Task statement:
Sort through the data and copy the lines holding the word "this".

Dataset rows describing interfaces

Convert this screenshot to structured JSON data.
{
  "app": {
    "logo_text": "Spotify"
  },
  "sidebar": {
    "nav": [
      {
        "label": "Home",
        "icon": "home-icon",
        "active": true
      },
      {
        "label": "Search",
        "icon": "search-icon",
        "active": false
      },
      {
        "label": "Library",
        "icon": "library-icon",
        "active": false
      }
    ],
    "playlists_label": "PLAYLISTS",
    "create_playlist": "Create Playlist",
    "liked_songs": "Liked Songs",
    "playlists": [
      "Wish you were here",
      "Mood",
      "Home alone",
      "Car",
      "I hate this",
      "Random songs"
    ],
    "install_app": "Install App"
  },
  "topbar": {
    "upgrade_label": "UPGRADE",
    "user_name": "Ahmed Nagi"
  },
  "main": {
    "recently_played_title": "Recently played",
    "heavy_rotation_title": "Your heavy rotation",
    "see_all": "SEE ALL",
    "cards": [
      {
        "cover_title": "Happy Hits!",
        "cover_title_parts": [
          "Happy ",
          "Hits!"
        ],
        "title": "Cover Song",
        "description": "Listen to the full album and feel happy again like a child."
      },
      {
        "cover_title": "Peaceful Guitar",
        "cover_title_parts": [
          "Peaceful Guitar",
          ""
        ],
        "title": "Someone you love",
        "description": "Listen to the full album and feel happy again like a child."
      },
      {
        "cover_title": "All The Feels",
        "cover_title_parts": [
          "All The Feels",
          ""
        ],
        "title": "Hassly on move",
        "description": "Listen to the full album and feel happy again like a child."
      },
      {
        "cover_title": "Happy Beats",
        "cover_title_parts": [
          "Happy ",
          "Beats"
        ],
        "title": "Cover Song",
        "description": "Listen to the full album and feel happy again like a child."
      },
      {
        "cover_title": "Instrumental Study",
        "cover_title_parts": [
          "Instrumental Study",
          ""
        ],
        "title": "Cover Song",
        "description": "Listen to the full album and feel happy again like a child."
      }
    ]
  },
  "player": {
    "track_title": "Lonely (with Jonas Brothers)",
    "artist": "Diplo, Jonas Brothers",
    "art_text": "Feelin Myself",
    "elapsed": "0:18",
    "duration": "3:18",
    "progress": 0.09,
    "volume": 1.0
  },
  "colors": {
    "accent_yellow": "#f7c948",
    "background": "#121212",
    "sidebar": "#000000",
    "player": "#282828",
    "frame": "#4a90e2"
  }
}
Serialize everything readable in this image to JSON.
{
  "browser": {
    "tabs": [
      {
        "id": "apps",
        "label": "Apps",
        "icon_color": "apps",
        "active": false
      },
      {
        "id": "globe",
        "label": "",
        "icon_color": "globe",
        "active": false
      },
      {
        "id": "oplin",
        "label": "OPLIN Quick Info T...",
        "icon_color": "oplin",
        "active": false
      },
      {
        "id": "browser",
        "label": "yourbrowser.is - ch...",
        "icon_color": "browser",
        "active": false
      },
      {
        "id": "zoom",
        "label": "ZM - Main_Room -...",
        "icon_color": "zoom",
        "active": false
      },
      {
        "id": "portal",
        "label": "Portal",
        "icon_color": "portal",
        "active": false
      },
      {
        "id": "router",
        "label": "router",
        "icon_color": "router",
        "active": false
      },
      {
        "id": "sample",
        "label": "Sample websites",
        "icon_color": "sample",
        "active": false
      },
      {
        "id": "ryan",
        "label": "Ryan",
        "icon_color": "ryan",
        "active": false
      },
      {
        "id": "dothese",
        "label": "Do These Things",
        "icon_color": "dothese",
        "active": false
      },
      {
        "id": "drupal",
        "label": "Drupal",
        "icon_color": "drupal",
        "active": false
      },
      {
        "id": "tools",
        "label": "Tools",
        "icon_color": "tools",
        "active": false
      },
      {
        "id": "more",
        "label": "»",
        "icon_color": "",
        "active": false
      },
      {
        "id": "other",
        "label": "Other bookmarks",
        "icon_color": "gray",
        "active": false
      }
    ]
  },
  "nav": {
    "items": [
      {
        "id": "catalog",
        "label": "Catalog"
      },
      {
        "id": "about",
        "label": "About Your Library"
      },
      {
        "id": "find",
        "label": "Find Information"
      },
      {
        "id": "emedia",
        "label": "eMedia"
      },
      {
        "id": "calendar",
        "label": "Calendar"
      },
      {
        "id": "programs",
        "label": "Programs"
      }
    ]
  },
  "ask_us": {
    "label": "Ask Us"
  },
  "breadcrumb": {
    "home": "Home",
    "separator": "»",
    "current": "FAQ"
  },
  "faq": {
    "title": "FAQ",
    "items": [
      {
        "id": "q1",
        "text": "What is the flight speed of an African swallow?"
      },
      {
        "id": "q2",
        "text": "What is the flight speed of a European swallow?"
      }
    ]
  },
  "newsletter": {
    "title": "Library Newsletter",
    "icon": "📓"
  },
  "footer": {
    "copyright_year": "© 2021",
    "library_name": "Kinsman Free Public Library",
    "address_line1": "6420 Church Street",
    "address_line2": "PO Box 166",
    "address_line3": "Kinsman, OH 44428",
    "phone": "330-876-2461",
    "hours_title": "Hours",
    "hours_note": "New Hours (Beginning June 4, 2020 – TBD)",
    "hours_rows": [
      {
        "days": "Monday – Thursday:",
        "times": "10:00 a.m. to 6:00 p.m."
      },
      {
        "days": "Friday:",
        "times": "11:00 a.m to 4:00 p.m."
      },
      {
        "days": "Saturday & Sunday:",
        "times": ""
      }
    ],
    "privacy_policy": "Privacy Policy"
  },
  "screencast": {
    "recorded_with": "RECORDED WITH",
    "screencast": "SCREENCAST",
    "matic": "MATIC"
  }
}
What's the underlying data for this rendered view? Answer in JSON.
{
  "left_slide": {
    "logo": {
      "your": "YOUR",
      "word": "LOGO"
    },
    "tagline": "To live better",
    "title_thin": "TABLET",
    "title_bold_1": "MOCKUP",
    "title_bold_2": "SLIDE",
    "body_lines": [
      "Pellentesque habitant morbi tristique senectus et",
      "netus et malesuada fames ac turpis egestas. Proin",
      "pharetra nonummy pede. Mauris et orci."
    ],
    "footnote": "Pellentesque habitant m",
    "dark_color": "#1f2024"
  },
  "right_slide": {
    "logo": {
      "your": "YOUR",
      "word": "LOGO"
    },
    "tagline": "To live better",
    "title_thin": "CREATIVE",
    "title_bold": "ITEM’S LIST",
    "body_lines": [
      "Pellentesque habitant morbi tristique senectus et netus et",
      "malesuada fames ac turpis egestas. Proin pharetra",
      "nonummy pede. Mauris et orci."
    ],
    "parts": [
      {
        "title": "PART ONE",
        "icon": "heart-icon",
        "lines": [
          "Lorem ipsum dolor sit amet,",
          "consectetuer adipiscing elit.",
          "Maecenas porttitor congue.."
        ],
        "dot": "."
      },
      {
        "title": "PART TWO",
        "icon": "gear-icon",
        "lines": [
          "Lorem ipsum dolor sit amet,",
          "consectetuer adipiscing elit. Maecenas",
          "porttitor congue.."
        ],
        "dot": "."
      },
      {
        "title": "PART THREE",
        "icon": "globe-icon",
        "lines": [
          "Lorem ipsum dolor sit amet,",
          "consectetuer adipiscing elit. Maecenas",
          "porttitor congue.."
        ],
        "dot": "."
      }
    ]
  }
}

Exercise answer:
Convert this screenshot to structured JSON data.
      "I hate this",
Serialize everything readable in this image to JSON.
What's the underlying data for this rendered view? Answer in JSON.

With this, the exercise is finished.